Now we should just do that calculation . That is 33 x 33 and write down the answer.  Yes, top marks if you have calculated 1089!

Please, make a note of this number and now try the following exercise.

Think of any three digit number above 500 that descends in value the distance between the first and second number must be at least 2.

Write this number down.

For example 754

Then reverse the order 

that gives  457

subtract from your original number






reverse the order and it gives


add both numbers together and it gives 1089

Is that not amazing!

And of course he has written another book about maths and it is  simply called 1089 and all that.

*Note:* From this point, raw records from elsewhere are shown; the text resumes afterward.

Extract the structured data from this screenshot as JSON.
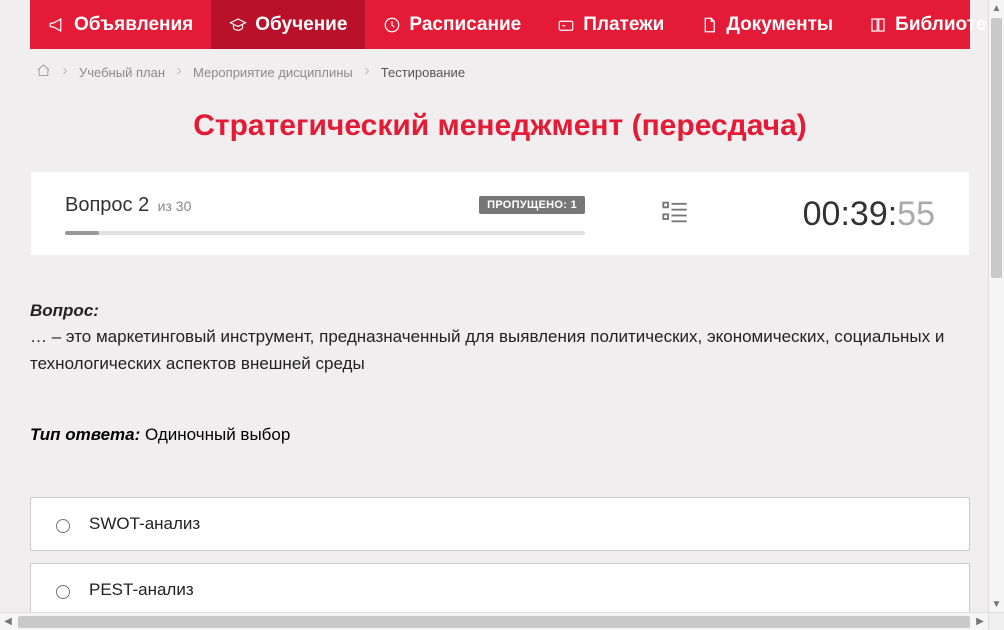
{
  "nav": {
    "items": [
      {
        "label": "Объявления",
        "icon": "megaphone-icon",
        "active": false,
        "dropdown": false
      },
      {
        "label": "Обучение",
        "icon": "graduation-cap-icon",
        "active": true,
        "dropdown": false
      },
      {
        "label": "Расписание",
        "icon": "clock-icon",
        "active": false,
        "dropdown": false
      },
      {
        "label": "Платежи",
        "icon": "payment-icon",
        "active": false,
        "dropdown": false
      },
      {
        "label": "Документы",
        "icon": "document-icon",
        "active": false,
        "dropdown": false
      },
      {
        "label": "Библиотека",
        "icon": "library-icon",
        "active": false,
        "dropdown": true
      }
    ]
  },
  "breadcrumb": {
    "items": [
      "Учебный план",
      "Мероприятие дисциплины"
    ],
    "current": "Тестирование"
  },
  "page": {
    "title": "Стратегический менеджмент (пересдача)"
  },
  "panel": {
    "question_label": "Вопрос 2",
    "of_label": "из 30",
    "skipped_label": "ПРОПУЩЕНО: 1",
    "progress_percent": 6.5,
    "timer_main": "00:39:",
    "timer_secs": "55"
  },
  "question": {
    "label": "Вопрос:",
    "text": "… – это маркетинговый инструмент, предназначенный для выявления политических, экономических, социальных и технологических аспектов внешней среды"
  },
  "answer_type": {
    "label": "Тип ответа:",
    "value": "Одиночный выбор"
  },
  "options": [
    {
      "text": "SWOT-анализ"
    },
    {
      "text": "PEST-анализ"
    }
  ]
}
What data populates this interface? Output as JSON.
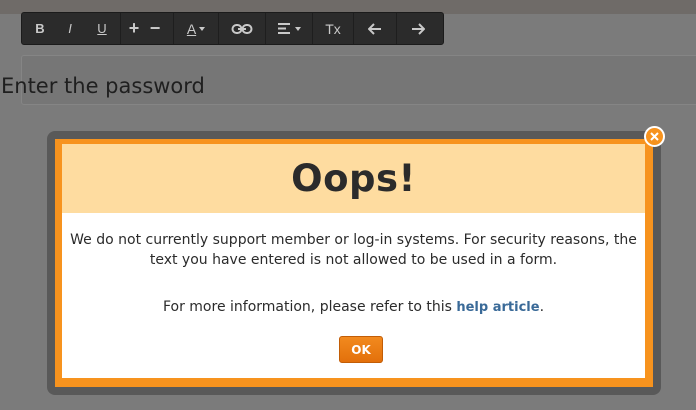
{
  "toolbar": {
    "bold_label": "B",
    "italic_label": "I",
    "underline_label": "U",
    "increase_label": "+",
    "decrease_label": "−",
    "font_color_label": "A",
    "clear_format_label": "Tx",
    "icons": [
      "link-icon",
      "align-icon",
      "undo-icon",
      "redo-icon",
      "chevron-down-icon"
    ]
  },
  "editor": {
    "text": "Enter the password"
  },
  "modal": {
    "title": "Oops!",
    "message": "We do not currently support member or log-in systems. For security reasons, the text you have entered is not allowed to be used in a form.",
    "info_prefix": "For more information, please refer to this ",
    "help_link": "help article",
    "info_suffix": ".",
    "ok_label": "OK",
    "close_icon": "close-icon"
  },
  "colors": {
    "accent": "#f7931e",
    "header_bg": "#fedca0",
    "link": "#3a6a98",
    "toolbar_bg": "#2b2b2b",
    "overlay": "#7b7b7b"
  }
}
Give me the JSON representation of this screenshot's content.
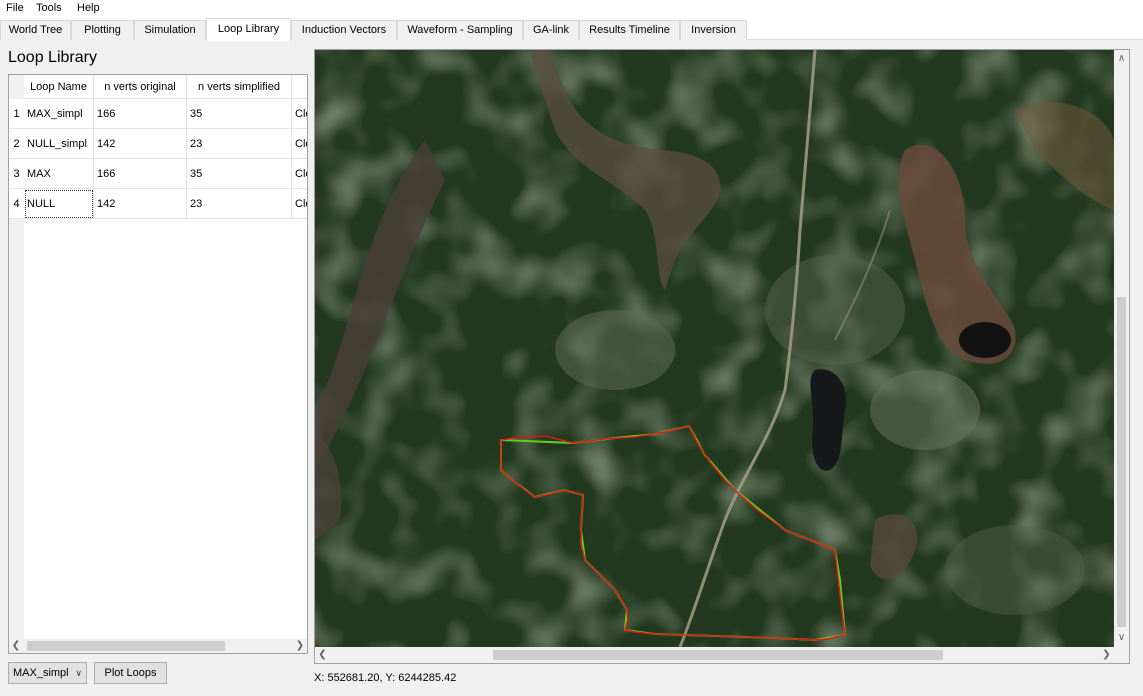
{
  "menu": {
    "file": "File",
    "tools": "Tools",
    "help": "Help"
  },
  "tabs": [
    {
      "label": "World Tree"
    },
    {
      "label": "Plotting"
    },
    {
      "label": "Simulation"
    },
    {
      "label": "Loop Library"
    },
    {
      "label": "Induction Vectors"
    },
    {
      "label": "Waveform - Sampling"
    },
    {
      "label": "GA-link"
    },
    {
      "label": "Results Timeline"
    },
    {
      "label": "Inversion"
    }
  ],
  "active_tab": "Loop Library",
  "panel": {
    "title": "Loop Library"
  },
  "table": {
    "columns": [
      "Loop Name",
      "n verts original",
      "n verts simplified",
      ""
    ],
    "rows": [
      {
        "num": "1",
        "name": "MAX_simpl",
        "orig": "166",
        "simp": "35",
        "extra": "Clo"
      },
      {
        "num": "2",
        "name": "NULL_simpl",
        "orig": "142",
        "simp": "23",
        "extra": "Clo"
      },
      {
        "num": "3",
        "name": "MAX",
        "orig": "166",
        "simp": "35",
        "extra": "Clo"
      },
      {
        "num": "4",
        "name": "NULL",
        "orig": "142",
        "simp": "23",
        "extra": "Clo"
      }
    ]
  },
  "controls": {
    "loop_select": "MAX_simpl",
    "plot_button": "Plot Loops"
  },
  "status": {
    "coords": "X: 552681.20, Y: 6244285.42"
  },
  "colors": {
    "loop_outline": "#e0161a",
    "loop_simplified": "#5ad21e"
  }
}
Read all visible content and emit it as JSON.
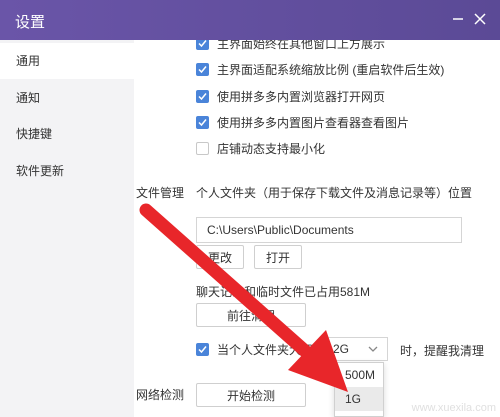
{
  "window": {
    "title": "设置"
  },
  "sidebar": {
    "items": [
      {
        "label": "通用",
        "active": true
      },
      {
        "label": "通知",
        "active": false
      },
      {
        "label": "快捷键",
        "active": false
      },
      {
        "label": "软件更新",
        "active": false
      }
    ]
  },
  "general": {
    "checkboxes": [
      {
        "label": "主界面始终在其他窗口上方展示",
        "checked": true
      },
      {
        "label": "主界面适配系统缩放比例 (重启软件后生效)",
        "checked": true
      },
      {
        "label": "使用拼多多内置浏览器打开网页",
        "checked": true
      },
      {
        "label": "使用拼多多内置图片查看器查看图片",
        "checked": true
      },
      {
        "label": "店铺动态支持最小化",
        "checked": false
      }
    ]
  },
  "file_management": {
    "section_label": "文件管理",
    "description": "个人文件夹（用于保存下载文件及消息记录等）位置",
    "path_value": "C:\\Users\\Public\\Documents",
    "change_button": "更改",
    "open_button": "打开",
    "usage_text": "聊天记录和临时文件已占用581M",
    "goto_clean_button": "前往清理",
    "limit_checkbox_checked": true,
    "limit_prefix": "当个人文件夹大于",
    "limit_selected": "2G",
    "limit_suffix": "时，提醒我清理",
    "limit_options": [
      "500M",
      "1G"
    ]
  },
  "network": {
    "section_label": "网络检测",
    "start_button": "开始检测"
  },
  "watermark": {
    "text": "www.xuexila.com"
  },
  "colors": {
    "titlebar": "#5b4a96",
    "checkbox_accent": "#4a84d9",
    "annotation_arrow": "#e8262a",
    "sidebar_bg": "#f3f3f5"
  },
  "icons": {
    "minimize": "minimize-icon",
    "close": "close-icon",
    "checkmark": "checkmark-icon",
    "dropdown": "chevron-down-icon",
    "arrow": "annotation-arrow"
  }
}
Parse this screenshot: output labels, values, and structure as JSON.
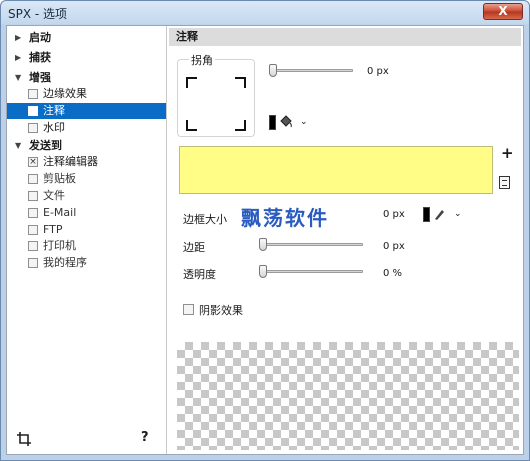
{
  "window": {
    "title": "SPX - 选项",
    "close_label": "X"
  },
  "sidebar": {
    "items": [
      {
        "type": "header",
        "label": "启动"
      },
      {
        "type": "header",
        "label": "捕获"
      },
      {
        "type": "header",
        "label": "增强"
      },
      {
        "type": "check",
        "label": "边缘效果",
        "checked": false
      },
      {
        "type": "check",
        "label": "注释",
        "checked": false,
        "selected": true
      },
      {
        "type": "check",
        "label": "水印",
        "checked": false
      },
      {
        "type": "header",
        "label": "发送到"
      },
      {
        "type": "check",
        "label": "注释编辑器",
        "checked": true
      },
      {
        "type": "check",
        "label": "剪贴板",
        "checked": false
      },
      {
        "type": "check",
        "label": "文件",
        "checked": false
      },
      {
        "type": "check",
        "label": "E-Mail",
        "checked": false
      },
      {
        "type": "check",
        "label": "FTP",
        "checked": false
      },
      {
        "type": "check",
        "label": "打印机",
        "checked": false
      },
      {
        "type": "check",
        "label": "我的程序",
        "checked": false
      }
    ],
    "help_label": "?"
  },
  "panel": {
    "header": "注释",
    "corner": {
      "label": "拐角",
      "value": "0 px",
      "slider_fraction": 0
    },
    "fill_color": "#fffd86",
    "border_size": {
      "label": "边框大小",
      "value": "0 px"
    },
    "margin": {
      "label": "边距",
      "value": "0 px",
      "slider_fraction": 0
    },
    "opacity": {
      "label": "透明度",
      "value": "0 %",
      "slider_fraction": 0
    },
    "shadow": {
      "label": "阴影效果",
      "checked": false
    },
    "watermark_text": "飘荡软件",
    "add_label": "+"
  },
  "colors": {
    "accent": "#0a6cc5",
    "header_bg": "#dcdcdc"
  }
}
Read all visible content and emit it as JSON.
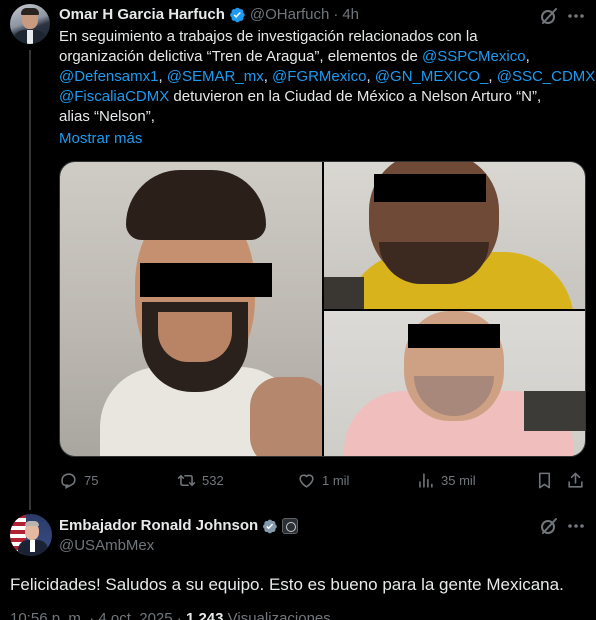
{
  "tweet1": {
    "author_name": "Omar H Garcia Harfuch",
    "handle": "@OHarfuch",
    "separator": "·",
    "time": "4h",
    "text_lines": [
      [
        {
          "t": "En seguimiento a trabajos de investigación relacionados con la",
          "link": false
        }
      ],
      [
        {
          "t": "organización delictiva “Tren de Aragua”, elementos de ",
          "link": false
        },
        {
          "t": "@SSPCMexico",
          "link": true
        },
        {
          "t": ",",
          "link": false
        }
      ],
      [
        {
          "t": "@Defensamx1",
          "link": true
        },
        {
          "t": ", ",
          "link": false
        },
        {
          "t": "@SEMAR_mx",
          "link": true
        },
        {
          "t": ", ",
          "link": false
        },
        {
          "t": "@FGRMexico",
          "link": true
        },
        {
          "t": ", ",
          "link": false
        },
        {
          "t": "@GN_MEXICO_",
          "link": true
        },
        {
          "t": ", ",
          "link": false
        },
        {
          "t": "@SSC_CDMX",
          "link": true
        },
        {
          "t": " y",
          "link": false
        }
      ],
      [
        {
          "t": "@FiscaliaCDMX",
          "link": true
        },
        {
          "t": " detuvieron en la Ciudad de México a Nelson Arturo “N”,",
          "link": false
        }
      ],
      [
        {
          "t": "alias “Nelson”,",
          "link": false
        }
      ]
    ],
    "show_more": "Mostrar más",
    "actions": {
      "replies": "75",
      "reposts": "532",
      "likes": "1 mil",
      "views": "35 mil"
    }
  },
  "tweet2": {
    "author_name": "Embajador Ronald Johnson",
    "handle": "@USAmbMex",
    "text": "Felicidades!  Saludos a su equipo. Esto es bueno para la gente Mexicana.",
    "meta_time": "10:56 p. m. · 4 oct. 2025 · ",
    "meta_views_count": "1.243",
    "meta_views_label": " Visualizaciones"
  },
  "icons": {
    "verified": "verified-badge-icon",
    "grok": "grok-icon",
    "more": "more-icon",
    "reply": "reply-icon",
    "repost": "repost-icon",
    "like": "like-icon",
    "views": "views-icon",
    "bookmark": "bookmark-icon",
    "share": "share-icon"
  },
  "colors": {
    "background": "#000000",
    "text": "#e7e9ea",
    "secondary": "#71767b",
    "link": "#1d9bf0",
    "verified_blue": "#1d9bf0",
    "gov_verified_gray": "#829aab"
  }
}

But that is not the book he is promoting at the book festival it is the calculus story.  This book became a Christmas Stocking filler after a surprise article in the New Scientist.

And on that theme he went on to show how calculus can be applied to ordinary things such as guitar strings.  A demonstration followed in which two children held a piece of string and applied movement to it to generate single and a variety of multiple waves.

Other examples followed and the event closed with a superb finale. Did he quickly give us two plates of Fish, Chips and Peas to digest?

Image Courtesy of Edinburgh International Book Festival
David John Acheson is a British applied mathematician at Jesus College, Oxford. He was educated at Highgate School, King’s College London and the University of East Anglia.

No, in food terms it was the sweet that he served up to his audience.  A superb performance on his electric guitar showing the applied use of  calculus.  A standing ovation almost ensued.  The music on exit,  Apache by the Shadows.   David by all accounts should have been in that recording,

Well that is the end of that story and if you are mathematically inclined you can purchase David’s book here….

But why is the headline Fish, Chips and Peas squared? What has that got to do with anything.

Well here comes the clues…

Theresa’s Den –  Bingo Ball (10)

Garden Gate – Bingo Ball (8)

Two little ducks – Bingo Ball (22)  

Two Fat ladies – Bingo Ball (88)

Fish, Chips and peas or All the threes is Bingo Ball  (33) 

Yes, they are all bingo calling rhymes and of course Fish, Chips and Peas is 33 in Bingo slang.  And as you all know 33 squared is… 33 x 33 = 1089

Another interesting fact is that in 1089 the Northumbria was split into many smaller counties….

As a result of many rebellions by the county of Northumbria it was decided to make  the County more manageable.  Subsequently it was divided into the counties of Northumberland, County Palatine of Durham, Yorkshire, Westmorland and Lancashire.